Out of 16 priorities, “an honest and responsive government” was the fourth in the United Nations Global Survey for a better world. Right after better education, healthcare and job opportunities.
This makes sense, as it relates directly to the quality of public services people might receive. Also, in this era of new technologies and social media, it becomes increasingly easier for citizens and governments to communicate directly.
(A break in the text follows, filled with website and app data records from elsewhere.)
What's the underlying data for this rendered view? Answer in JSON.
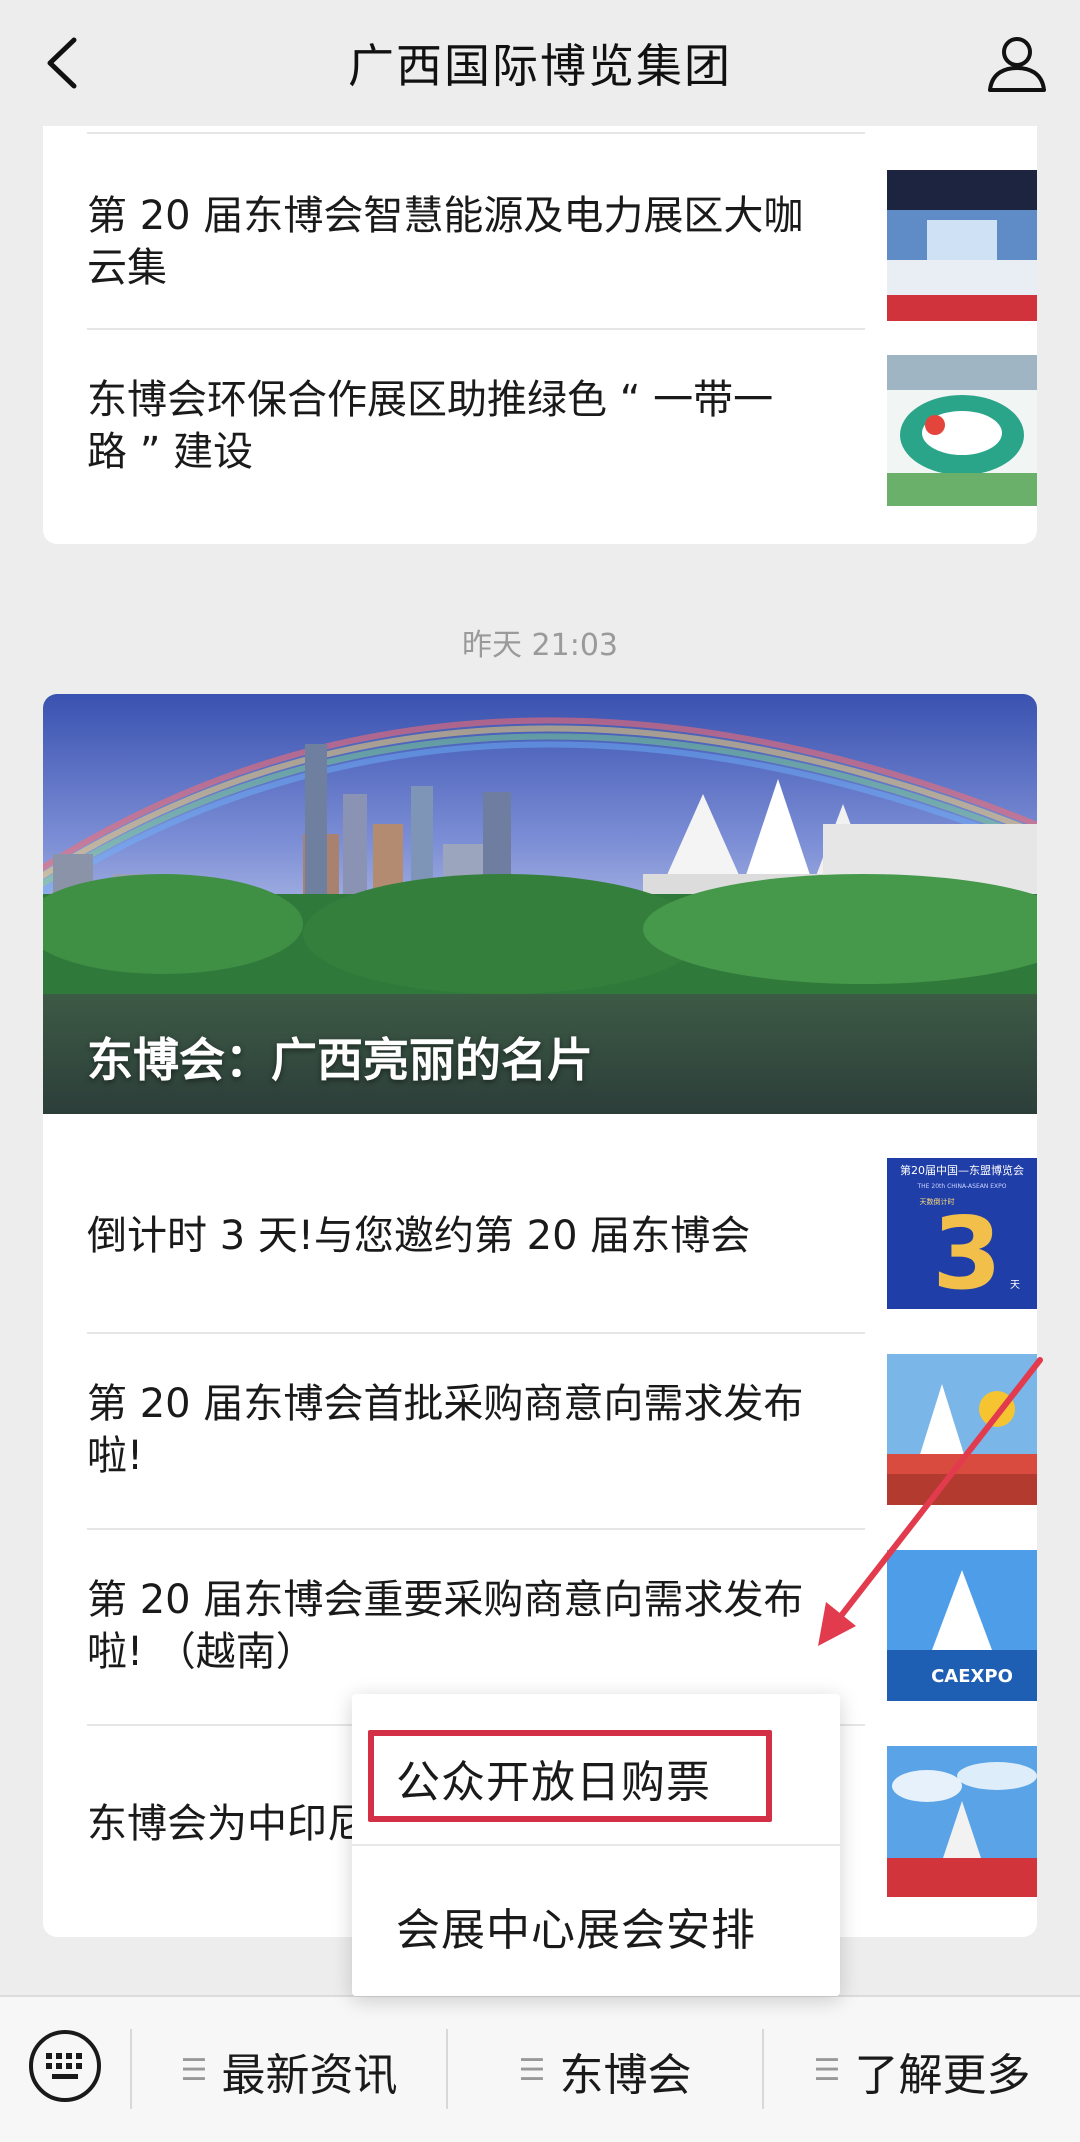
{
  "header": {
    "title": "广西国际博览集团"
  },
  "card1": {
    "items": [
      {
        "title": "第 20 届东博会智慧能源及电力展区大咖云集"
      },
      {
        "title": "东博会环保合作展区助推绿色 “ 一带一路 ” 建设"
      }
    ]
  },
  "time_label": "昨天 21:03",
  "card2": {
    "hero_caption": "东博会：广西亮丽的名片",
    "items": [
      {
        "title": "倒计时 3 天!与您邀约第 20 届东博会",
        "thumb_text": "第20届中国—东盟博览会",
        "thumb_subtext": "THE 20th CHINA-ASEAN EXPO",
        "thumb_number": "3",
        "thumb_countdown": "天数倒计时",
        "thumb_unit": "天"
      },
      {
        "title": "第 20 届东博会首批采购商意向需求发布啦!"
      },
      {
        "title": "第 20 届东博会重要采购商意向需求发布啦! （越南）",
        "thumb_text": "CAEXPO"
      },
      {
        "title": "东博会为中印尼"
      }
    ]
  },
  "popup": {
    "items": [
      {
        "label": "公众开放日购票"
      },
      {
        "label": "会展中心展会安排"
      }
    ]
  },
  "bottom_menu": {
    "items": [
      {
        "label": "最新资讯"
      },
      {
        "label": "东博会"
      },
      {
        "label": "了解更多"
      }
    ]
  },
  "colors": {
    "highlight": "#d32f47",
    "arrow": "#e23b4e"
  }
}
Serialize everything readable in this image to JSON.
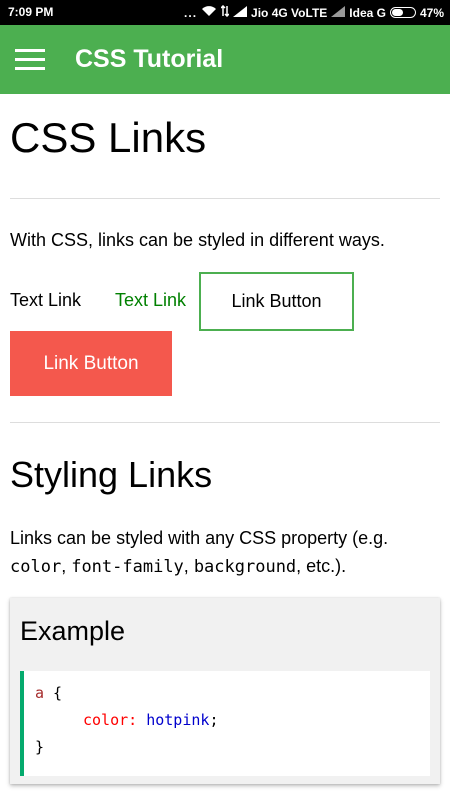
{
  "status_bar": {
    "time": "7:09 PM",
    "dots": "...",
    "carrier1": "Jio 4G VoLTE",
    "carrier2": "Idea G",
    "battery": "47%",
    "battery_level": 0.47
  },
  "app_bar": {
    "title": "CSS Tutorial",
    "color": "#4caf50",
    "menu_icon": "hamburger-menu-icon"
  },
  "page": {
    "title": "CSS Links",
    "intro": "With CSS, links can be styled in different ways.",
    "links": {
      "text_link": "Text Link",
      "text_link_green": "Text Link",
      "link_button_outline": "Link Button",
      "link_button_red": "Link Button"
    },
    "section_title": "Styling Links",
    "desc_prefix": "Links can be styled with any CSS property (e.g. ",
    "desc_code1": "color",
    "desc_sep1": ", ",
    "desc_code2": "font-family",
    "desc_sep2": ", ",
    "desc_code3": "background",
    "desc_suffix": ", etc.).",
    "example": {
      "title": "Example",
      "code": {
        "selector": "a",
        "open_brace": " {",
        "property": "color:",
        "value": " hotpink",
        "semicolon": ";",
        "close_brace": "}"
      }
    }
  },
  "colors": {
    "green_link": "#008000",
    "red_button": "#f4584d",
    "code_border": "#04aa6d"
  }
}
Every person can be heard and an adequate and quick response by the government is often demanded by the citizens.
“Good governance, including open government reforms, is the cornerstone of effective service delivery, sound policy-making, and building trust between governments and citizens,” said Jan Walliser, World Bank Vice President for Equitable Growth, Finance, and Institutions, at the Open Government Partnership Summit in Mexico City at the end of October.
At an international level, the Open Government Partnership (OGP) brings together governments and civil society organizations that “recognize that governments are more likely to be effective and credible if they open their doors to public input and oversight.” This means that governments make available to citizens data that concern public spending and public services in general. It also means that governments should interact with citizens on these issues and allow them to have a say.
Experts hold that open government is essential to achieving the new Sustainable Development Goals (SDG) for 2030. These include eradicating poverty, education, health and environmental issues. The 16th goal most directly addresses the importance of open government: it encourages “the promotion of peaceful and inclusive societies for sustainable development, the provision of access to justice for all, and building effective, accountable institutions at all levels.”
“OGP members have made a head start in what is understood as key to progress across the SDGS – securing stakeholders’ commitment to build the kind of societies which make sustainable development possible,” said Helen Clark, Administrator of the United Nations Development Programme, “peaceful and inclusive societies and which have transparent, accountable, and responsive institutions and governance.”
To underscore the importance of Open Government, here are five examples of how Open Government Data can be used to fight poverty.
Improve health services
In Uruguay, a platform called A tu Servicio, gives citizens easy and visual access to data on health facilities across the country. This initiative, a collaborative work between the Uruguayan government and Data Uruguay, a civil society organization, shows average waiting time, the cost of medication, the satisfaction of users or how many specialists there are in different hospitals and clinics. This permits citizens to compare facilities. Another initiative in Indonesia, called Pencerah Nusantara, is also a collaboration between the government and civil society. It aims to revitalize primary healthcare centers, especially in rural areas, by sending health professionals to develop the capacity of local health providers and to interact more with rural communities, thus improving access to health services and also their responsiveness.
Improve security in education facilities
Over six years ago, 49 children died in a fire in a daycare center in Hermosillo, Mexico. Following this tragedy, the Mexican Social Security Institute (IMSS), in collaboration with the civil society organization Mexican Transparency, created a system in 2010 to check on the security conditions in daycare centers with the participation of parents. Every month, daycare centers are randomly selected for revision, and from these centers, parents are randomly selected to undertake the revision. The parents have a guide and check if every security measure is fulfilled. The results are then shared through an online system, and the reports are made available online. The IMSS stated that, since the program started about five years ago, every daycare center has been visited five times and that 37,000 parents participated.
Getting needed housing development
In the United Kingdom, citizens have a direct say in their neighborhood development, which includes what types of infrastructure and buildings are being planned, where they should be and what they should look like. Community organizations, for example, can prepare planning policies through a neighborhood plan, which is, after a series of steps, voted on by referendum. This kind of procedure ensures that citizens are informed and involved in getting the neighborhood development they need.
Faster access to public services
In Croatia, the government created an online portal called e-citizens, which allows citizens to access important documents, like birth certificates, in an easy manner. It also connects teachers, students and parents – parents can, for example, check their children’s grades online. Through the same portal, doctors and patients can send and receive prescriptions. Also, citizens are able to comment on legislations and law-making processes. The government stated that, in a year, the portal was used 2.5 million times.
Prevent corruption and make public procurement more efficient
In Tunisia, the e-procurement portal Tuneps, created by the government, allows access to information on public tenders online and publicly. It can be used by the media, but also by citizens and civil society organizations. It also links suppliers and public purchasers directly through the platform, thus making the procurement process faster.